This wonderful opera/oratorio by Sir Edward Elgar is a work in two parts for orchestra and voice and relates to the journey of a pious man’s soul from his death bed to his judgement before God. It was disastrously premiered in 1900 with the conductor, Dr Hans Richter, receiving his score in the very last minute before rehearsal. However, this debacle was the only dull note for this choral masterpiece, which was eventually performed outstandingly in Germany at the Lower Rhine Music Festival with its co-director, Richard Strauss, exclaiming Elgar as the ‘first English progressive musician’.
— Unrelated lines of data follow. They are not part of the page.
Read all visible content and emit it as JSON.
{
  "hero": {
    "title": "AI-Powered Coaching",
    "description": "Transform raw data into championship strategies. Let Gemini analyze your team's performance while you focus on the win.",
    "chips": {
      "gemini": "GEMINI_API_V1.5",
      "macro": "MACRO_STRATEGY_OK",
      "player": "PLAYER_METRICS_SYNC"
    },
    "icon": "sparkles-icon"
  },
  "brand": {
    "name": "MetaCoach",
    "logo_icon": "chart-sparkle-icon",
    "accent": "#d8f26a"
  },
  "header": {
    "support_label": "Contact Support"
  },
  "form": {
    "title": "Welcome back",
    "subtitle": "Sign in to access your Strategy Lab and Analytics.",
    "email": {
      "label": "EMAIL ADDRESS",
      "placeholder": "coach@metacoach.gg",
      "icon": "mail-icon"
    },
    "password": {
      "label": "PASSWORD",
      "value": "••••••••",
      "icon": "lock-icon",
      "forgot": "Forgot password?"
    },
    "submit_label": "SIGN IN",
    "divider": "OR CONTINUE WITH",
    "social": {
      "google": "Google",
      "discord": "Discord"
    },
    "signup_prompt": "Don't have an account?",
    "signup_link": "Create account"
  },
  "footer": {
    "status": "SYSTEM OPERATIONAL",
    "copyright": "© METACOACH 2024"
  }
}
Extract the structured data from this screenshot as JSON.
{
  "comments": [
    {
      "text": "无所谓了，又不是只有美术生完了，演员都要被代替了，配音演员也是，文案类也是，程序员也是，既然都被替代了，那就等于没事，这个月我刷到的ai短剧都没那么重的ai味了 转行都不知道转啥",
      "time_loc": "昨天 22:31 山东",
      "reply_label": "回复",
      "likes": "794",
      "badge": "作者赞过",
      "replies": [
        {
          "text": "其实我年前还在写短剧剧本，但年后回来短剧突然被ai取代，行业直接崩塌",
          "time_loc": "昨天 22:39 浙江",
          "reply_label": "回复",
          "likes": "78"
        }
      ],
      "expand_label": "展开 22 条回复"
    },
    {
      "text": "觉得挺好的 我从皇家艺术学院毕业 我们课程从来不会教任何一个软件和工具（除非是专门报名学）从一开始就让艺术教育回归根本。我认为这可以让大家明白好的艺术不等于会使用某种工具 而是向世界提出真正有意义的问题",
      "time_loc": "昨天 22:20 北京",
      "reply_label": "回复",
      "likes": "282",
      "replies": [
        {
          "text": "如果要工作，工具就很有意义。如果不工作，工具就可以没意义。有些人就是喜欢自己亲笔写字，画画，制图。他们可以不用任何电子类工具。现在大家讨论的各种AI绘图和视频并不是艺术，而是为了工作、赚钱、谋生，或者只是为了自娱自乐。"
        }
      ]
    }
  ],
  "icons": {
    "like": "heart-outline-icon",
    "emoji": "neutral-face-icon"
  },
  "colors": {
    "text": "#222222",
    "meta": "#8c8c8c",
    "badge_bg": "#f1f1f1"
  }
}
The works calls for a large orchestra, double chorus and top rate of soloists. In this case the wonderful choruses of the ENO and BBC singers came together under the guiding hand of the chorus master of James Henshaw and at times produced a spell-binding performance of great technique and sound. In many ways they were helped by the wonderful conducting of the Australian, Simone Young, who gave us a pacey but caring account of the glorious music. She really put every effort into ensuring the complete coordination between individual singers, the chorus and orchestra, with great attention to the dynamics and phrasing of Elgar’s sensitivity to the Victorian poem by Cardinal John Henry Newman.
Gwyn Hughes Jones sings the tenor role of Gerontius with an emotional ardour and ringing tone, backed by the Irish mezzo soprano of Patricia Bardon as the Angel, whose creamy incisive sounds flowed throughout the evening. The bass of Matthew Rose gave us the Priest and the Angel of Agony, with a splendid deep sound that filled the auditorium.
It was an outstanding evening of vocal deliverance, with the added bonus of the concept lighting by Lucy Carter, which after a tentative start in the first part came into its own with glorious effect in the second part of the evening.
With kind regards,